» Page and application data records
::::::::

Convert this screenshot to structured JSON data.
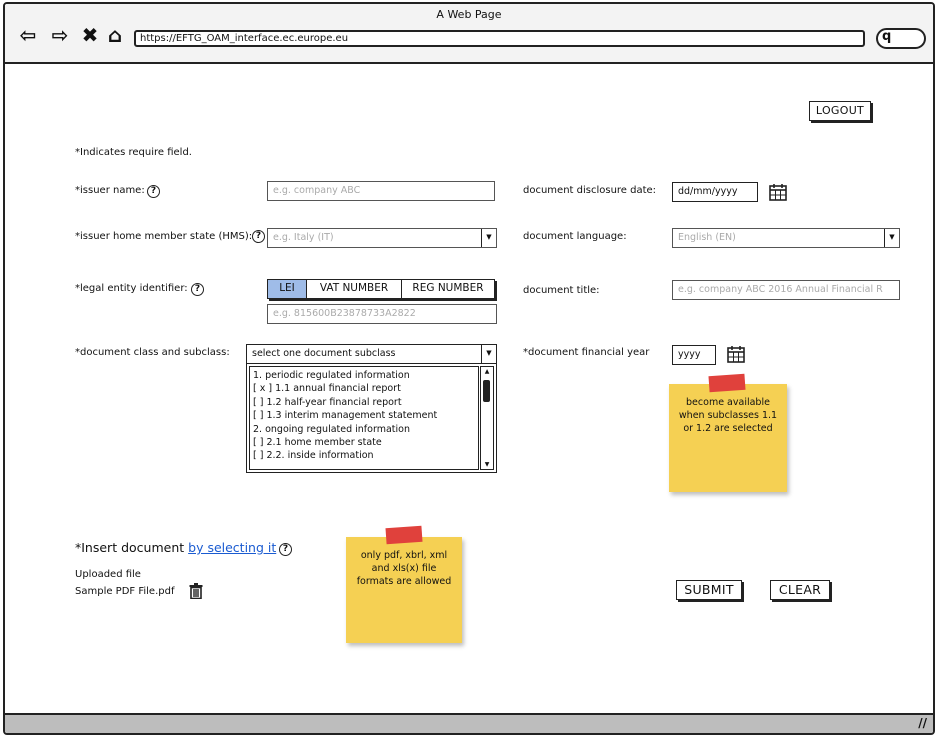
{
  "window": {
    "title": "A Web Page",
    "url": "https://EFTG_OAM_interface.ec.europe.eu"
  },
  "header": {
    "logout_label": "LOGOUT"
  },
  "form": {
    "required_note": "*Indicates require field.",
    "issuer_name": {
      "label": "*issuer name:",
      "placeholder": "e.g. company ABC"
    },
    "hms": {
      "label": "*issuer home member state (HMS):",
      "placeholder": "e.g. Italy (IT)"
    },
    "lei": {
      "label": "*legal entity identifier:",
      "tabs": [
        "LEI",
        "VAT NUMBER",
        "REG NUMBER"
      ],
      "placeholder": "e.g. 815600B23878733A2822"
    },
    "doc_class": {
      "label": "*document class and subclass:",
      "selected": "select one document subclass",
      "options": [
        "1. periodic regulated information",
        "[ x ] 1.1 annual financial report",
        "[    ] 1.2 half-year financial report",
        "[    ] 1.3 interim management statement",
        "2. ongoing regulated information",
        "[    ] 2.1 home member state",
        "[    ] 2.2. inside information"
      ]
    },
    "disclosure_date": {
      "label": "document disclosure date:",
      "value": "dd/mm/yyyy"
    },
    "language": {
      "label": "document language:",
      "placeholder": "English (EN)"
    },
    "title": {
      "label": "document title:",
      "placeholder": "e.g. company ABC 2016 Annual Financial R"
    },
    "financial_year": {
      "label": "*document financial year",
      "value": "yyyy"
    }
  },
  "notes": {
    "year_note": "become available when subclasses 1.1 or 1.2 are selected",
    "format_note": "only pdf, xbrl, xml and xls(x) file formats are allowed"
  },
  "upload": {
    "title": "*Insert document",
    "link": "by selecting it",
    "uploaded_label": "Uploaded file",
    "file_name": "Sample PDF File.pdf"
  },
  "actions": {
    "submit_label": "SUBMIT",
    "clear_label": "CLEAR"
  },
  "icons": {
    "back": "back-arrow-icon",
    "forward": "forward-arrow-icon",
    "stop": "close-icon",
    "home": "home-icon",
    "search": "search-icon",
    "help": "help-icon",
    "calendar": "calendar-icon",
    "trash": "trash-icon",
    "dropdown": "chevron-down-icon"
  }
}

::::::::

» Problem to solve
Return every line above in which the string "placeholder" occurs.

» The completed task
      "placeholder": "e.g. company ABC"
      "placeholder": "e.g. Italy (IT)"
      "placeholder": "e.g. 815600B23878733A2822"
      "placeholder": "English (EN)"
      "placeholder": "e.g. company ABC 2016 Annual Financial R"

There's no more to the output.